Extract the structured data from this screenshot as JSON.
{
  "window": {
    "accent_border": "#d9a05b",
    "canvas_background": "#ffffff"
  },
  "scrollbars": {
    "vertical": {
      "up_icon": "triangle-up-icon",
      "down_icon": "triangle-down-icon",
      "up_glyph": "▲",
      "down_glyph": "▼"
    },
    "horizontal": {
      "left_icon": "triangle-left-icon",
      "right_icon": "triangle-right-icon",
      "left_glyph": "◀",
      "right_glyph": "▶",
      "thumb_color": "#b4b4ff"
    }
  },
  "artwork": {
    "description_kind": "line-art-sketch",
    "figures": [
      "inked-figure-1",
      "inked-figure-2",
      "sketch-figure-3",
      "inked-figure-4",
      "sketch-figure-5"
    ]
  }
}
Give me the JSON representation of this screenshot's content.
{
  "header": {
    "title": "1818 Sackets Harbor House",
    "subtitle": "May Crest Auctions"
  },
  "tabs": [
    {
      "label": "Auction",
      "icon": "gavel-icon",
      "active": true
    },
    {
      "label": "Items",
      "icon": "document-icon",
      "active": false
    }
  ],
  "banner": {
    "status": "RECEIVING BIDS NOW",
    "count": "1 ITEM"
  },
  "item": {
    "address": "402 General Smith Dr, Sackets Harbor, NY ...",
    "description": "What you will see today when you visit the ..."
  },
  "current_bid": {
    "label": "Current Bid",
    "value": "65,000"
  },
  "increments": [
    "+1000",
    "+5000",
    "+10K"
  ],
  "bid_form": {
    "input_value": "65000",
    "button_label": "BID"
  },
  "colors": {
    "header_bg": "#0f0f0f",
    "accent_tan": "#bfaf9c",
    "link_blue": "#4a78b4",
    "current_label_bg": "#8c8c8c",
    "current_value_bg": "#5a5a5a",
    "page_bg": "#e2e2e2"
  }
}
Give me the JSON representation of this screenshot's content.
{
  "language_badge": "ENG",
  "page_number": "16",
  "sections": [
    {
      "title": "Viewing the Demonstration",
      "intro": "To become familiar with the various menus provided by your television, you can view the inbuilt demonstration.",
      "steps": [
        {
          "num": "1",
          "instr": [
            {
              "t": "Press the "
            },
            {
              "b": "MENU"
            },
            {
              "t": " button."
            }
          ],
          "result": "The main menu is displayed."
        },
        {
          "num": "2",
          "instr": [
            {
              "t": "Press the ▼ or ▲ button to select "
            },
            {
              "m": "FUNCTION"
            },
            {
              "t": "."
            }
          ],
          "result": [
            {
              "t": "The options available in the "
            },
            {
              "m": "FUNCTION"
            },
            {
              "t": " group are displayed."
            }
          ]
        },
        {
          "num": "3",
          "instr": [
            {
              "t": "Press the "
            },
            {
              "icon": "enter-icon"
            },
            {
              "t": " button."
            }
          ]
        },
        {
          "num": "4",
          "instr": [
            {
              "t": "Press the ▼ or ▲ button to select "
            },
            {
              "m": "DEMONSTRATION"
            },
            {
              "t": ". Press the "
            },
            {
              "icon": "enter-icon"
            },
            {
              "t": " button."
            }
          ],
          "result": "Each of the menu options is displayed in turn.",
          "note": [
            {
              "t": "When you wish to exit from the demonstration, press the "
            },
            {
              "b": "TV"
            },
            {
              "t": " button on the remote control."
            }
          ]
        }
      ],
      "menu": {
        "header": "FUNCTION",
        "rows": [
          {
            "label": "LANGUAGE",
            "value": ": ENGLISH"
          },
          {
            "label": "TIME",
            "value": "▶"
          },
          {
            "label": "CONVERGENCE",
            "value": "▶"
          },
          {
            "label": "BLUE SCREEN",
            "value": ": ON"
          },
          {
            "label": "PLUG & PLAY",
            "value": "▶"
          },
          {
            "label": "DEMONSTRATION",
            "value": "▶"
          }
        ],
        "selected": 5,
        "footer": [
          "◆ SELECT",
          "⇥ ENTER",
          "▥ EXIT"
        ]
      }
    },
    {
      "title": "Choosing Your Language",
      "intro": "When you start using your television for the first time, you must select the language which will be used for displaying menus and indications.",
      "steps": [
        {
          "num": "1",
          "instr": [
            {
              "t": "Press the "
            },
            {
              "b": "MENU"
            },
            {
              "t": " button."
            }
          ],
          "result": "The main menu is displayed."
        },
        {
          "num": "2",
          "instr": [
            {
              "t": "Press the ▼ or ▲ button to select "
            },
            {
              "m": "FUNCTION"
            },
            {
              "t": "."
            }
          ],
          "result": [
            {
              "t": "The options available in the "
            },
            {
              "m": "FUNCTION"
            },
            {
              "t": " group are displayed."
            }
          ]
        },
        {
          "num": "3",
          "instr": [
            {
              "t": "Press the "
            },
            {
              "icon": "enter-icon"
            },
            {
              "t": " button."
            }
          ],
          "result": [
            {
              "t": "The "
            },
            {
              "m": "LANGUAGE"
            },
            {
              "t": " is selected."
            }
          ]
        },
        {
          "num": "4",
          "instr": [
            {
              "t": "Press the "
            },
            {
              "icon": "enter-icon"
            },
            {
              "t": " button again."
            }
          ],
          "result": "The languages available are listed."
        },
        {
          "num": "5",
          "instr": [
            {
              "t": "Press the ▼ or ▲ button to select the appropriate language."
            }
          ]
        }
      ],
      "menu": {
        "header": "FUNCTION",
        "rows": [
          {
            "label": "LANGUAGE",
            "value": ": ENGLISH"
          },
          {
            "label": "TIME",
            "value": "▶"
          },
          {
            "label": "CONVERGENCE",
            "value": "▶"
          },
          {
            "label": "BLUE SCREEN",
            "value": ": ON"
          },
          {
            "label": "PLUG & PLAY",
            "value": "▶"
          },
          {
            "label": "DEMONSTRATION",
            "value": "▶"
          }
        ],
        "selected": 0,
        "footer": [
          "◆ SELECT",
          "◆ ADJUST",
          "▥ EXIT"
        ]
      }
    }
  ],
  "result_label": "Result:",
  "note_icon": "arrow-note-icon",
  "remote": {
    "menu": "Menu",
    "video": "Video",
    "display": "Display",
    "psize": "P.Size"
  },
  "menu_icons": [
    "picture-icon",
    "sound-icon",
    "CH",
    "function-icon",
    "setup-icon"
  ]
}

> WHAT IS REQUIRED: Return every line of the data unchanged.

> REPLY:
Extract the structured data from this screenshot as JSON.
{
  "window": {
    "accent_border": "#d9a05b",
    "canvas_background": "#ffffff"
  },
  "scrollbars": {
    "vertical": {
      "up_icon": "triangle-up-icon",
      "down_icon": "triangle-down-icon",
      "up_glyph": "▲",
      "down_glyph": "▼"
    },
    "horizontal": {
      "left_icon": "triangle-left-icon",
      "right_icon": "triangle-right-icon",
      "left_glyph": "◀",
      "right_glyph": "▶",
      "thumb_color": "#b4b4ff"
    }
  },
  "artwork": {
    "description_kind": "line-art-sketch",
    "figures": [
      "inked-figure-1",
      "inked-figure-2",
      "sketch-figure-3",
      "inked-figure-4",
      "sketch-figure-5"
    ]
  }
}
Give me the JSON representation of this screenshot's content.
{
  "header": {
    "title": "1818 Sackets Harbor House",
    "subtitle": "May Crest Auctions"
  },
  "tabs": [
    {
      "label": "Auction",
      "icon": "gavel-icon",
      "active": true
    },
    {
      "label": "Items",
      "icon": "document-icon",
      "active": false
    }
  ],
  "banner": {
    "status": "RECEIVING BIDS NOW",
    "count": "1 ITEM"
  },
  "item": {
    "address": "402 General Smith Dr, Sackets Harbor, NY ...",
    "description": "What you will see today when you visit the ..."
  },
  "current_bid": {
    "label": "Current Bid",
    "value": "65,000"
  },
  "increments": [
    "+1000",
    "+5000",
    "+10K"
  ],
  "bid_form": {
    "input_value": "65000",
    "button_label": "BID"
  },
  "colors": {
    "header_bg": "#0f0f0f",
    "accent_tan": "#bfaf9c",
    "link_blue": "#4a78b4",
    "current_label_bg": "#8c8c8c",
    "current_value_bg": "#5a5a5a",
    "page_bg": "#e2e2e2"
  }
}
Give me the JSON representation of this screenshot's content.
{
  "language_badge": "ENG",
  "page_number": "16",
  "sections": [
    {
      "title": "Viewing the Demonstration",
      "intro": "To become familiar with the various menus provided by your television, you can view the inbuilt demonstration.",
      "steps": [
        {
          "num": "1",
          "instr": [
            {
              "t": "Press the "
            },
            {
              "b": "MENU"
            },
            {
              "t": " button."
            }
          ],
          "result": "The main menu is displayed."
        },
        {
          "num": "2",
          "instr": [
            {
              "t": "Press the ▼ or ▲ button to select "
            },
            {
              "m": "FUNCTION"
            },
            {
              "t": "."
            }
          ],
          "result": [
            {
              "t": "The options available in the "
            },
            {
              "m": "FUNCTION"
            },
            {
              "t": " group are displayed."
            }
          ]
        },
        {
          "num": "3",
          "instr": [
            {
              "t": "Press the "
            },
            {
              "icon": "enter-icon"
            },
            {
              "t": " button."
            }
          ]
        },
        {
          "num": "4",
          "instr": [
            {
              "t": "Press the ▼ or ▲ button to select "
            },
            {
              "m": "DEMONSTRATION"
            },
            {
              "t": ". Press the "
            },
            {
              "icon": "enter-icon"
            },
            {
              "t": " button."
            }
          ],
          "result": "Each of the menu options is displayed in turn.",
          "note": [
            {
              "t": "When you wish to exit from the demonstration, press the "
            },
            {
              "b": "TV"
            },
            {
              "t": " button on the remote control."
            }
          ]
        }
      ],
      "menu": {
        "header": "FUNCTION",
        "rows": [
          {
            "label": "LANGUAGE",
            "value": ": ENGLISH"
          },
          {
            "label": "TIME",
            "value": "▶"
          },
          {
            "label": "CONVERGENCE",
            "value": "▶"
          },
          {
            "label": "BLUE SCREEN",
            "value": ": ON"
          },
          {
            "label": "PLUG & PLAY",
            "value": "▶"
          },
          {
            "label": "DEMONSTRATION",
            "value": "▶"
          }
        ],
        "selected": 5,
        "footer": [
          "◆ SELECT",
          "⇥ ENTER",
          "▥ EXIT"
        ]
      }
    },
    {
      "title": "Choosing Your Language",
      "intro": "When you start using your television for the first time, you must select the language which will be used for displaying menus and indications.",
      "steps": [
        {
          "num": "1",
          "instr": [
            {
              "t": "Press the "
            },
            {
              "b": "MENU"
            },
            {
              "t": " button."
            }
          ],
          "result": "The main menu is displayed."
        },
        {
          "num": "2",
          "instr": [
            {
              "t": "Press the ▼ or ▲ button to select "
            },
            {
              "m": "FUNCTION"
            },
            {
              "t": "."
            }
          ],
          "result": [
            {
              "t": "The options available in the "
            },
            {
              "m": "FUNCTION"
            },
            {
              "t": " group are displayed."
            }
          ]
        },
        {
          "num": "3",
          "instr": [
            {
              "t": "Press the "
            },
            {
              "icon": "enter-icon"
            },
            {
              "t": " button."
            }
          ],
          "result": [
            {
              "t": "The "
            },
            {
              "m": "LANGUAGE"
            },
            {
              "t": " is selected."
            }
          ]
        },
        {
          "num": "4",
          "instr": [
            {
              "t": "Press the "
            },
            {
              "icon": "enter-icon"
            },
            {
              "t": " button again."
            }
          ],
          "result": "The languages available are listed."
        },
        {
          "num": "5",
          "instr": [
            {
              "t": "Press the ▼ or ▲ button to select the appropriate language."
            }
          ]
        }
      ],
      "menu": {
        "header": "FUNCTION",
        "rows": [
          {
            "label": "LANGUAGE",
            "value": ": ENGLISH"
          },
          {
            "label": "TIME",
            "value": "▶"
          },
          {
            "label": "CONVERGENCE",
            "value": "▶"
          },
          {
            "label": "BLUE SCREEN",
            "value": ": ON"
          },
          {
            "label": "PLUG & PLAY",
            "value": "▶"
          },
          {
            "label": "DEMONSTRATION",
            "value": "▶"
          }
        ],
        "selected": 0,
        "footer": [
          "◆ SELECT",
          "◆ ADJUST",
          "▥ EXIT"
        ]
      }
    }
  ],
  "result_label": "Result:",
  "note_icon": "arrow-note-icon",
  "remote": {
    "menu": "Menu",
    "video": "Video",
    "display": "Display",
    "psize": "P.Size"
  },
  "menu_icons": [
    "picture-icon",
    "sound-icon",
    "CH",
    "function-icon",
    "setup-icon"
  ]
}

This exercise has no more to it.